Within the material below, find each line bearing the word "this" and present it.

### Supplied entries
########

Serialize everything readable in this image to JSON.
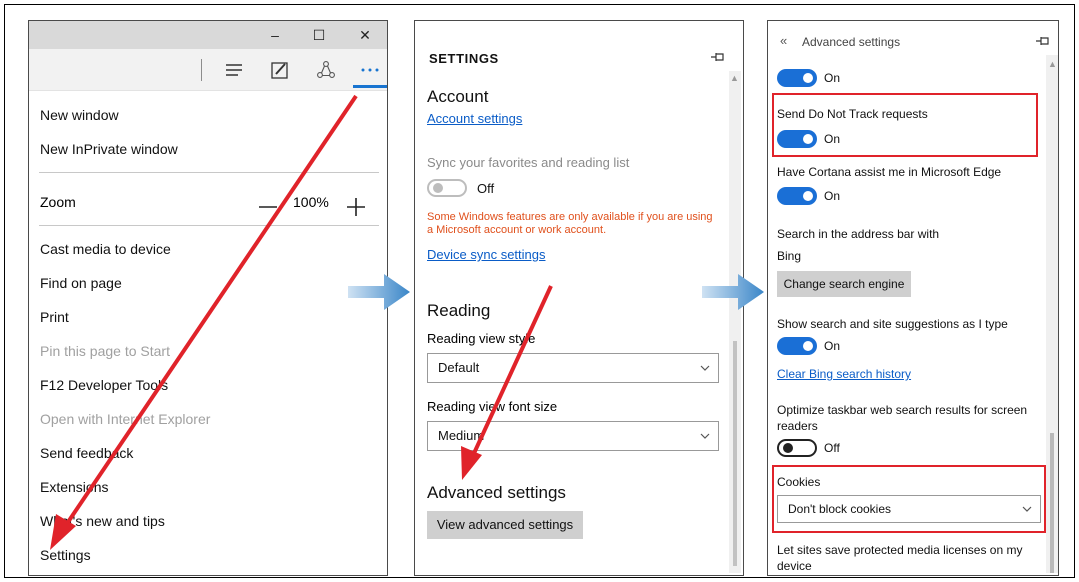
{
  "panel1": {
    "window_controls": [
      "–",
      "☐",
      "✕"
    ],
    "zoom": {
      "label": "Zoom",
      "value": "100%"
    },
    "menu_items_top": [
      "New window",
      "New InPrivate window"
    ],
    "menu_items_mid": [
      "Cast media to device",
      "Find on page",
      "Print",
      "Pin this page to Start",
      "F12 Developer Tools",
      "Open with Internet Explorer",
      "Send feedback",
      "Extensions",
      "What's new and tips",
      "Settings"
    ]
  },
  "panel2": {
    "header": "SETTINGS",
    "account_heading": "Account",
    "account_link": "Account settings",
    "sync_label": "Sync your favorites and reading list",
    "sync_state": "Off",
    "warning": "Some Windows features are only available if you are using a Microsoft account or work account.",
    "device_sync_link": "Device sync settings",
    "reading_heading": "Reading",
    "reading_view_style_label": "Reading view style",
    "reading_view_style_value": "Default",
    "font_size_label": "Reading view font size",
    "font_size_value": "Medium",
    "advanced_heading": "Advanced settings",
    "advanced_button": "View advanced settings"
  },
  "panel3": {
    "back_title": "Advanced settings",
    "top_toggle_state": "On",
    "dnt_label": "Send Do Not Track requests",
    "dnt_state": "On",
    "cortana_label": "Have Cortana assist me in Microsoft Edge",
    "cortana_state": "On",
    "search_label": "Search in the address bar with",
    "search_engine": "Bing",
    "change_engine_button": "Change search engine",
    "suggestions_label": "Show search and site suggestions as I type",
    "suggestions_state": "On",
    "clear_history_link": "Clear Bing search history",
    "optimize_label_1": "Optimize taskbar web search results for screen",
    "optimize_label_2": "readers",
    "optimize_state": "Off",
    "cookies_label": "Cookies",
    "cookies_value": "Don't block cookies",
    "media_label_1": "Let sites save protected media licenses on my",
    "media_label_2": "device"
  },
  "colors": {
    "accent": "#1a6fd6",
    "annotation_red": "#e0232a",
    "arrow_blue": "#3a86c8",
    "warning_orange": "#e0501c"
  }
}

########

### Response below
Serialize everything readable in this image to JSON.
      "Pin this page to Start",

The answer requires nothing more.